Recent exhibitions from the Museum’s permanent collections have been too much of a muchness, with too much repetition of recently shown work. But “Totally ’80s” avoids that, thanks to recent gifts from the Broad Art Foundation in L.A. and Laura-Lee W. Woods and Robert J. Woods, Jr. There are only two familiar pieces here: Charles Arnoldi’s rough-hewn and brutal wood canvas, “Landfisher” and Al Held’s “Brughes II” that used to hang in the atrium, neon hoops and green building girders — an example of the brief “neo geo” movement.
Kevin Hosseini produces four to five canvases a month, he sells rather well, and his calendar is booked with show openings both in town and as far afield as St. Petersburg, Russia.
One thing is certain about the 18-year-old Carpinteria artist: autism isn’t holding him back.
The St. Petersburg show came about when Mr. Hosseini won a competition for autistic artists put on by the Smithsonian Institution in Washington. The exhibit has traveled around the world, but the Russian Museum invited him to submit a second painting.
“I felt good to have my artwork in Russia,” Mr. Hosseini said. “I felt like I’m making progress in becoming famous.”
There’s a humorous tease in the title of Monika Molnar-Metzenthin’s “Nouvelle Nudes” exhibit at Restaurant Roy this September. These women that Ms. Molnar-Metzenthin has painted were indeed nude at the time, posing for life drawing classes at the Schott Center, but like a fetishist focusing on the parts that nobody else pays attention to, the artist has decided to render these faces in paint, and nothing else.
Art modeling can be dull and ache inducing for the model, and a bit weird for the artist if they’re not used to gazing for long stretches at the nude figure.
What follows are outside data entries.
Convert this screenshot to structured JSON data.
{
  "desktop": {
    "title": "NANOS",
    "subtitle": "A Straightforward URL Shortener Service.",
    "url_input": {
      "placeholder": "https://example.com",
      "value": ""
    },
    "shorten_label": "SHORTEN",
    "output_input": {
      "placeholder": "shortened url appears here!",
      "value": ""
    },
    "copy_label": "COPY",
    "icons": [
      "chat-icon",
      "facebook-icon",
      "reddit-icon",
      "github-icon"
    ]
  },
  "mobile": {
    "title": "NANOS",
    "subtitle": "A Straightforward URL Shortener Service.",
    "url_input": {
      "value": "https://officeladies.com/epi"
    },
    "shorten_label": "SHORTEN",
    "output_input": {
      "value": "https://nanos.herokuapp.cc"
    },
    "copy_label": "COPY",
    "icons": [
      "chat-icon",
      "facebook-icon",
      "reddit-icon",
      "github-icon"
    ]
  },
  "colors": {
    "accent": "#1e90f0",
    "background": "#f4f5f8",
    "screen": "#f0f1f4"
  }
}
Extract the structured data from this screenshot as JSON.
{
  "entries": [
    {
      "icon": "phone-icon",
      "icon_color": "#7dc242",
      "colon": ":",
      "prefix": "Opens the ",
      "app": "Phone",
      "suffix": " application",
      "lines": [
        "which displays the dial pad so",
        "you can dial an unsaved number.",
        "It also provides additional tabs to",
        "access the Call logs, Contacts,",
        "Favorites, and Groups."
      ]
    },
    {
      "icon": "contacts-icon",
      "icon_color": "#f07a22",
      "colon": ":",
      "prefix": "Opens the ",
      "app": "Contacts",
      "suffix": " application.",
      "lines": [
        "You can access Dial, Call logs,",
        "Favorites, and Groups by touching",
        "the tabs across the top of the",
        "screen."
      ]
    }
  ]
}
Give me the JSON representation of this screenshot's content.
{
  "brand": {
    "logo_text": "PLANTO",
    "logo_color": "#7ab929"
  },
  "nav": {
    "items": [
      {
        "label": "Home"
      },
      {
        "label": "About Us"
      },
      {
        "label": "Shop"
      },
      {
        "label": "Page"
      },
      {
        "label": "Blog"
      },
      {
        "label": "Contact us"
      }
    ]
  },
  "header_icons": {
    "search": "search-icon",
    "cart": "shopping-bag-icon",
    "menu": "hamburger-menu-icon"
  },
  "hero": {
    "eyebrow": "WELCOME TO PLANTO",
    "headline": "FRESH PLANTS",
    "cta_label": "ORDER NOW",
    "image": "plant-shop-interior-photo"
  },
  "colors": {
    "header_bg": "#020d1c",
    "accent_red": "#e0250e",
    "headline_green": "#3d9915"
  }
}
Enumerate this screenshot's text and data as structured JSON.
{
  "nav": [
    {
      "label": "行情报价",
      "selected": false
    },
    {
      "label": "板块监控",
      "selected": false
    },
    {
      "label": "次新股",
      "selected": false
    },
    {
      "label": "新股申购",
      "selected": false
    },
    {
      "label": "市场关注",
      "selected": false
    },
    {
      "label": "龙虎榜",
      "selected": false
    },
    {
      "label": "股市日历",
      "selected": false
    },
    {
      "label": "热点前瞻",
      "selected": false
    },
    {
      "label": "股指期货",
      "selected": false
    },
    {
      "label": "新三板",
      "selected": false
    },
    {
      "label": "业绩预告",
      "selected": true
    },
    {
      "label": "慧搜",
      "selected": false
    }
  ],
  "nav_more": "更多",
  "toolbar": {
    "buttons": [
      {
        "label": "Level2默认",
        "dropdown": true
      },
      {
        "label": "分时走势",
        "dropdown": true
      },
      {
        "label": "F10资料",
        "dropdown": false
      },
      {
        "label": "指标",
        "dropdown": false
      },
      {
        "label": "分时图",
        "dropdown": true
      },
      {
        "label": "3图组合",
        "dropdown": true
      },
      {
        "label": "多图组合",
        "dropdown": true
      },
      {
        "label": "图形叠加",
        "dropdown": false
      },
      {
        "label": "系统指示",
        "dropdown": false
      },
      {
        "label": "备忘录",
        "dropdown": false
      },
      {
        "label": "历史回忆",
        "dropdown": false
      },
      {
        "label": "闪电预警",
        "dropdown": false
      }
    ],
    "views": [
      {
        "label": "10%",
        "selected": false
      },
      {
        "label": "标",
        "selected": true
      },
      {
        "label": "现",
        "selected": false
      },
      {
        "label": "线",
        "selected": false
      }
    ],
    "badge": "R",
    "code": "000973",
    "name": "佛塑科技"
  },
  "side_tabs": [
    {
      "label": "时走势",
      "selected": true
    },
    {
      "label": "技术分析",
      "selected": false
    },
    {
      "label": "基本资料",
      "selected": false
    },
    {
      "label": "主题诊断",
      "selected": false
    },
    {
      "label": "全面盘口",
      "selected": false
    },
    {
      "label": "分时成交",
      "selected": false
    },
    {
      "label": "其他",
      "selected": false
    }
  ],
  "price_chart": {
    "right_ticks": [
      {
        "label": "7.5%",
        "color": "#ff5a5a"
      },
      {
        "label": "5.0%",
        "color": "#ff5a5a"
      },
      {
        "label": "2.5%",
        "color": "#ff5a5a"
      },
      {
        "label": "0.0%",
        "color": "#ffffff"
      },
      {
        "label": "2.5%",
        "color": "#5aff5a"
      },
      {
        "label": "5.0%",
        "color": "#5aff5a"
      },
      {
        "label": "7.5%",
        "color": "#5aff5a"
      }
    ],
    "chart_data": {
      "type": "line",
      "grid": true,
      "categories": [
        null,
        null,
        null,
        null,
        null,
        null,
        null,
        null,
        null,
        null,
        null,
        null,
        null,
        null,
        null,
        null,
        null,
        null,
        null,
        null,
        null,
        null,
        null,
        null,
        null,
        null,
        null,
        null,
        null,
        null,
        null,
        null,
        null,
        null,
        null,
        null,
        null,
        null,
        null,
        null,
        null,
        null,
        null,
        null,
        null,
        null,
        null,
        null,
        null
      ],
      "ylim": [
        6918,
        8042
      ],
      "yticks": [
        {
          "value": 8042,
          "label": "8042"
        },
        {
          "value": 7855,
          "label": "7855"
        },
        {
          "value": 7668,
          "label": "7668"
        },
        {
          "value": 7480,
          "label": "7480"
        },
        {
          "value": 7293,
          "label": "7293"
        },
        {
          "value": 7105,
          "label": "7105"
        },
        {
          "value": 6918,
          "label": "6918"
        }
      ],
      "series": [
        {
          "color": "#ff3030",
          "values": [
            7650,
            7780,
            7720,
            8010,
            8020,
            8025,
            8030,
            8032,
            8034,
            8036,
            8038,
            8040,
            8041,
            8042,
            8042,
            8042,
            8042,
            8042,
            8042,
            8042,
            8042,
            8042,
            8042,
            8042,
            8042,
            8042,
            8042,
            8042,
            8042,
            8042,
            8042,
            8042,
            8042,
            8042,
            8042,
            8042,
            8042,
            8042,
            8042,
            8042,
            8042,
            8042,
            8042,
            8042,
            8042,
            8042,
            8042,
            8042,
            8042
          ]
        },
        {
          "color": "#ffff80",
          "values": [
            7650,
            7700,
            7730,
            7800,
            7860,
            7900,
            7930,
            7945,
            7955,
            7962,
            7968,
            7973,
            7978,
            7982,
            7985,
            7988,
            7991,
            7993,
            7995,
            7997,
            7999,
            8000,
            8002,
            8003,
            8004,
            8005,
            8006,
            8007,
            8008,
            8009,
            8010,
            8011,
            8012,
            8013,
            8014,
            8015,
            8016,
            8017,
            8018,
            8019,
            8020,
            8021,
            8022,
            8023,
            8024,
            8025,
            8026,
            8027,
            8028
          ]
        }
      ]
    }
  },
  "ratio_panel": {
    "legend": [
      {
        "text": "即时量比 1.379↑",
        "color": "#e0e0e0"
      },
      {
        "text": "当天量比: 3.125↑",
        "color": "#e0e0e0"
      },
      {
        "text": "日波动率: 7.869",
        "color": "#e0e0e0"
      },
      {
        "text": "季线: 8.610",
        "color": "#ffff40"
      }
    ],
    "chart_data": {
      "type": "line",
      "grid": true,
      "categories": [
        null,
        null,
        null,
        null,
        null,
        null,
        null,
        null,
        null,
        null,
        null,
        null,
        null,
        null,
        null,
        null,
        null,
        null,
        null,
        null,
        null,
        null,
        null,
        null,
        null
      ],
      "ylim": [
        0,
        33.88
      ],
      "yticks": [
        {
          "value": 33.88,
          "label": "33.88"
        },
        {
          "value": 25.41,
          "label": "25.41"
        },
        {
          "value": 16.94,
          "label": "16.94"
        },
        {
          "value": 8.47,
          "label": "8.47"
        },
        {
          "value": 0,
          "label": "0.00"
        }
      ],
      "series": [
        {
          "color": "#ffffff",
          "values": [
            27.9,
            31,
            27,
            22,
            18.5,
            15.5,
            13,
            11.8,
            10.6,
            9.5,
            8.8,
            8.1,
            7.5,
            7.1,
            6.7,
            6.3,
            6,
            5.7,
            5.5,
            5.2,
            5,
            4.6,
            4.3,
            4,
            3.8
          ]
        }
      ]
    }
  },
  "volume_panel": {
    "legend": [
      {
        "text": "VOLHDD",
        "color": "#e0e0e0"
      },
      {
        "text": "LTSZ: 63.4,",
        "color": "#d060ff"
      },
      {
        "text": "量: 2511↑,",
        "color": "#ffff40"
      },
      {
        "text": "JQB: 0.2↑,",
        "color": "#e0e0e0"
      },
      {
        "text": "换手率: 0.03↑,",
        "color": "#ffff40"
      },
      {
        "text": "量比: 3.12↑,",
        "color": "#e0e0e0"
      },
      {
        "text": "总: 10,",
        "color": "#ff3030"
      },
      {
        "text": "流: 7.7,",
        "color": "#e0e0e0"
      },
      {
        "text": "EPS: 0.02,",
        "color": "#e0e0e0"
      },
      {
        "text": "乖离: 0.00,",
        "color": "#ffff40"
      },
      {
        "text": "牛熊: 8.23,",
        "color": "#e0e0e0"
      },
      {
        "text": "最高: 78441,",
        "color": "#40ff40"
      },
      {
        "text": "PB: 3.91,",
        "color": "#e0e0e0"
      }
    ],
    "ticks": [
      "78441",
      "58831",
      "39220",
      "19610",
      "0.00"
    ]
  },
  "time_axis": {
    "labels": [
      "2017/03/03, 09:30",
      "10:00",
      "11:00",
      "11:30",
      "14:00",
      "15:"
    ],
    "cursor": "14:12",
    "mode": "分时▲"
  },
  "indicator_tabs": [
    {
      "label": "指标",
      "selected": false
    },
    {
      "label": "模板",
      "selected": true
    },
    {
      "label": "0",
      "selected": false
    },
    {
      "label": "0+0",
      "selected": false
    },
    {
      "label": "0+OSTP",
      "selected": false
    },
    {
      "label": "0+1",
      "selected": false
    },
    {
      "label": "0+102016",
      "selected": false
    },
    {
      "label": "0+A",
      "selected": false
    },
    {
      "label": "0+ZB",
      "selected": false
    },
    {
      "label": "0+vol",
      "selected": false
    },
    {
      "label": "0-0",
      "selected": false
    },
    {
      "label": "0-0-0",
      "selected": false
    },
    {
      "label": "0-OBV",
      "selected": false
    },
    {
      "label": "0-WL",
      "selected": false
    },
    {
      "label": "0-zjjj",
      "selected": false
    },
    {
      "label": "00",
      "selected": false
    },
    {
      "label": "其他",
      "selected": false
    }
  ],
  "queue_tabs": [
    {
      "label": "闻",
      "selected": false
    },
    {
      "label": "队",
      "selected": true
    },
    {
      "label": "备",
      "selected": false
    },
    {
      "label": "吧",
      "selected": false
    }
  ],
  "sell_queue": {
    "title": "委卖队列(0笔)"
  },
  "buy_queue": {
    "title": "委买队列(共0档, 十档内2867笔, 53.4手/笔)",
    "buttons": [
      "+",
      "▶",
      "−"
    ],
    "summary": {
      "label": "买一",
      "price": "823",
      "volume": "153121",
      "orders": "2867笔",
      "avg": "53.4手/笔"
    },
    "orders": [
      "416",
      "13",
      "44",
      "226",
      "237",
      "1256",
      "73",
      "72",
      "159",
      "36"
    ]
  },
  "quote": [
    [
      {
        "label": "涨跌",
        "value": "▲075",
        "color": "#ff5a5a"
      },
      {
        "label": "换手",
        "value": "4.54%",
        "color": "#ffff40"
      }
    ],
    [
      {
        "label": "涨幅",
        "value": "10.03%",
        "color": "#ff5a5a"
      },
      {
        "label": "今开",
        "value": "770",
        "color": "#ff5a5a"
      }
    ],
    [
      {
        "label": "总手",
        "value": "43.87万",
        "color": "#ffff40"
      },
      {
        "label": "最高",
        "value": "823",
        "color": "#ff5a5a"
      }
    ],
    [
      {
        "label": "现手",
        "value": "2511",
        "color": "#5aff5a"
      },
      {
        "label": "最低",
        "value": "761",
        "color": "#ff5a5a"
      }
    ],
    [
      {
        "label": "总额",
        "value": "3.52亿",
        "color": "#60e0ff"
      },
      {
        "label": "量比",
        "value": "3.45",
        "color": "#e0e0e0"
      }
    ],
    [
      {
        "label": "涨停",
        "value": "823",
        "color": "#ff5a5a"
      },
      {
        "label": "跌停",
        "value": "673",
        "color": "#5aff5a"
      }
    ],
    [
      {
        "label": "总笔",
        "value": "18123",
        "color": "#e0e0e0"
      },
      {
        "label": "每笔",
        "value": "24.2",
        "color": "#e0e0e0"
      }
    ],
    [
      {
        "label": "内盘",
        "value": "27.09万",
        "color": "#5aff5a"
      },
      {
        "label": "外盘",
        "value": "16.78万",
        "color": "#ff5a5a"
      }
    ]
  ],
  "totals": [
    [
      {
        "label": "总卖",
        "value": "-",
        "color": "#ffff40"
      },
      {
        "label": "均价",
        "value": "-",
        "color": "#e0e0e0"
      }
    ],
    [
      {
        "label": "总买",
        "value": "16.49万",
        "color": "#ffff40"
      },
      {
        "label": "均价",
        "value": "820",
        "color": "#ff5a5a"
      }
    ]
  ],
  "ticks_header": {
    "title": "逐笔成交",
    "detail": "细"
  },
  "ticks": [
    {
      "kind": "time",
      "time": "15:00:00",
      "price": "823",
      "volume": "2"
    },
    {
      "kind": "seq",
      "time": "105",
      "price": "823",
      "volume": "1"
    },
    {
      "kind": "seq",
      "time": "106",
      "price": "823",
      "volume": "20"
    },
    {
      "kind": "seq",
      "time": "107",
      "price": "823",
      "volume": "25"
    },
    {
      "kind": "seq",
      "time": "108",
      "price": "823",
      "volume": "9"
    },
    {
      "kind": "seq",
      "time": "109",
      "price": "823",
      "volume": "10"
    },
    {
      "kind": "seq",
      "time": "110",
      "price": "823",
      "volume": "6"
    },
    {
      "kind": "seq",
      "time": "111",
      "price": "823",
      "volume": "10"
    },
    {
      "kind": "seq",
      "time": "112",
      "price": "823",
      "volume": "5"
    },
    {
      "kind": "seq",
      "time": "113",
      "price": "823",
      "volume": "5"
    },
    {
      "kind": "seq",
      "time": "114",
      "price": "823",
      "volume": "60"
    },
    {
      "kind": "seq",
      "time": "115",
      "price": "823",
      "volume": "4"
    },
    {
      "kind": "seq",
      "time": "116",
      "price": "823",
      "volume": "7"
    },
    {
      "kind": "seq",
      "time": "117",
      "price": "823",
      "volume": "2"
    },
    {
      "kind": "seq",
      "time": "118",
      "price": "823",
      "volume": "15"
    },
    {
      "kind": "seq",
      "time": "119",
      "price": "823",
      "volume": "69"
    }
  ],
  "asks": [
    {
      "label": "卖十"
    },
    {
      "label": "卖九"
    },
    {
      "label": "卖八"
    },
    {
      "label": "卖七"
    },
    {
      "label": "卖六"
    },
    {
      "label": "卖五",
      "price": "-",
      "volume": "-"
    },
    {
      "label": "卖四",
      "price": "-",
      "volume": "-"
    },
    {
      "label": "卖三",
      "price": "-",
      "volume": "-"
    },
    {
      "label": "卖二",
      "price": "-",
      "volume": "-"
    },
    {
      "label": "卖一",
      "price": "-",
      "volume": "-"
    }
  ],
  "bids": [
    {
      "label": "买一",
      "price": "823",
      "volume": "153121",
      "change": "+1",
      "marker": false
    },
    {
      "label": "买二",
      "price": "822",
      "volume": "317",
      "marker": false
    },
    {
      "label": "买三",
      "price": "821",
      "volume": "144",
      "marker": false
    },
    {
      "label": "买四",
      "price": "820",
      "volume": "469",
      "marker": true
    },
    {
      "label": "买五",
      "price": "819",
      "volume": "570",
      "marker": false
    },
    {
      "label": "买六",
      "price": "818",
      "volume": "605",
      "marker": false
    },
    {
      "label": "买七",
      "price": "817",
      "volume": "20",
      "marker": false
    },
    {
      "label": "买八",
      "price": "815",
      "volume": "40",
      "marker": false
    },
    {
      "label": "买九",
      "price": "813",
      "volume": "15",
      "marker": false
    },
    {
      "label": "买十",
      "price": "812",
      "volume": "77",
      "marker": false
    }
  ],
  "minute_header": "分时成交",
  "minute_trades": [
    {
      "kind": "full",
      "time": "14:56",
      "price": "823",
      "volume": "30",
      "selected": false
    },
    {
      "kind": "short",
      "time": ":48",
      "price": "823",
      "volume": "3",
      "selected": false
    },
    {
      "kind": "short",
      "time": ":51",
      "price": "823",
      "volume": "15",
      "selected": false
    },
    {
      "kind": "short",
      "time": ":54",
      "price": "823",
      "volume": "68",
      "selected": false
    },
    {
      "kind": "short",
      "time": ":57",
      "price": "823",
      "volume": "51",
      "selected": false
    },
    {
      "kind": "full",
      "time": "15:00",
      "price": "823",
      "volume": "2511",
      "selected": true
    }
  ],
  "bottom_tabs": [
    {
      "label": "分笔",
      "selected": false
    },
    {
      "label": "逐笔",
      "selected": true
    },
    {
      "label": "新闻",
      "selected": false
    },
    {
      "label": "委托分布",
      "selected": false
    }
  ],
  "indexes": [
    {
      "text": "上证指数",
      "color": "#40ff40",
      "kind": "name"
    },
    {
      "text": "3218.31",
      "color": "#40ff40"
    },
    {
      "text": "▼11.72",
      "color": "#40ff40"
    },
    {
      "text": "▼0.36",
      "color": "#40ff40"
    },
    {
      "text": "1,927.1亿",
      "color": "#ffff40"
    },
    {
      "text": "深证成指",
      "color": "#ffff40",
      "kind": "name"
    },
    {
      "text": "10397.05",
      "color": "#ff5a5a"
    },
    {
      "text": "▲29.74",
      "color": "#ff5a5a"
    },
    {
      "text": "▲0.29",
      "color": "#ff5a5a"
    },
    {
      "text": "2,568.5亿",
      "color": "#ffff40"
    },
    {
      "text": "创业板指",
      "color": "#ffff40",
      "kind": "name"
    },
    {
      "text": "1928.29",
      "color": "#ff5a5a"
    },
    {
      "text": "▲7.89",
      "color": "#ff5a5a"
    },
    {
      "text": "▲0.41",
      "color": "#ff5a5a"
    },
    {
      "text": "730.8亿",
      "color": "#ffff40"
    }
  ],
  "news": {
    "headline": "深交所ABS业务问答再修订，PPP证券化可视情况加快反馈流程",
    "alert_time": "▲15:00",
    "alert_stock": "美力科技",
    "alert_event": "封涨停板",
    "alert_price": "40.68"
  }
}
Some models fall asleep or nod off, others daydream. Who knows what they’re thinking about?
Art From Scrap continues to host the largest art-guessing game in town this Saturday with its Third Annual One Night Stand event. For those who missed the last two years, here’s the gist. Roughly 200 artists send in work on a 9×9 inch canvas, all of which are hung that morning at the Brooks Institute’s Gallery 27. All works are priced at $200 and those who buy a piece find out the identity of the artist only after they purchase.
It’s an idea borrowed directly from the Incognito event down at the Santa Monica Museum of Art — a very good idea indeed. According to Jill Cloutier at Art From Scrap, the event raised $40,000 last year (and a similar rate the year before), so it’s proven itself. Plus, as the art is purchased, it comes off the wall. With a total of 400 visitors, collectors come early and so by the end of the evening, there’s (thankfully) not much left to see.
When an artist makes an abrupt 180 in her style, it’s always time to sit up and notice. Penelope Gottlieb has become synonymous with nature, especially the freakiness of nature, of extinction and mutation. Her acrylics and oils took a modern approach to Audubon-era nature painting, either by adding a crazed overlay, or by applying those old techniques to flora that make it look as though it was disintegrating before our eyes.
“Portraits in Air (A Series Revisited)” isn’t that. At all. And it’s not new. In fact, this short series of paintings dates from 2004, long before nature crept into the scene. In this exhibition at Edward Cella’s satellite gallery at Cabana Home, there’s little to tie these works to her current series, except for anxiety.